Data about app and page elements
▬▬▬▬▬▬▬▬▬▬
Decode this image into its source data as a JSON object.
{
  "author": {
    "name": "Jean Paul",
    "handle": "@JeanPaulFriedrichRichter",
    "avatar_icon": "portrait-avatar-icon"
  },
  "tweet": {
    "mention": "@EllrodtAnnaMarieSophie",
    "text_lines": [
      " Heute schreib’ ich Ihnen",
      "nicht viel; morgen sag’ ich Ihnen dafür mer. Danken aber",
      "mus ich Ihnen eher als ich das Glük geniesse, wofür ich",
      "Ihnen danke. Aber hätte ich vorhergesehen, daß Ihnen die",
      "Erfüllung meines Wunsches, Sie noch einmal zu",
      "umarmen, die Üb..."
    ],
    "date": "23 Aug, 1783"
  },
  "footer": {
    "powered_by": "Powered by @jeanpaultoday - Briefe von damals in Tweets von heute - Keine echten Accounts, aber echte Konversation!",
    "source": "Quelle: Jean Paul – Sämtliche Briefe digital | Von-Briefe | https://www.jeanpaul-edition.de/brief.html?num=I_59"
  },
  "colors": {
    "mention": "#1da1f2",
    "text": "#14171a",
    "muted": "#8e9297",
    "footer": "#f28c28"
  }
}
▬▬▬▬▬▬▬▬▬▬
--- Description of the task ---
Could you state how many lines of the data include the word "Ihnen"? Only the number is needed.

--- Answer to this task ---
4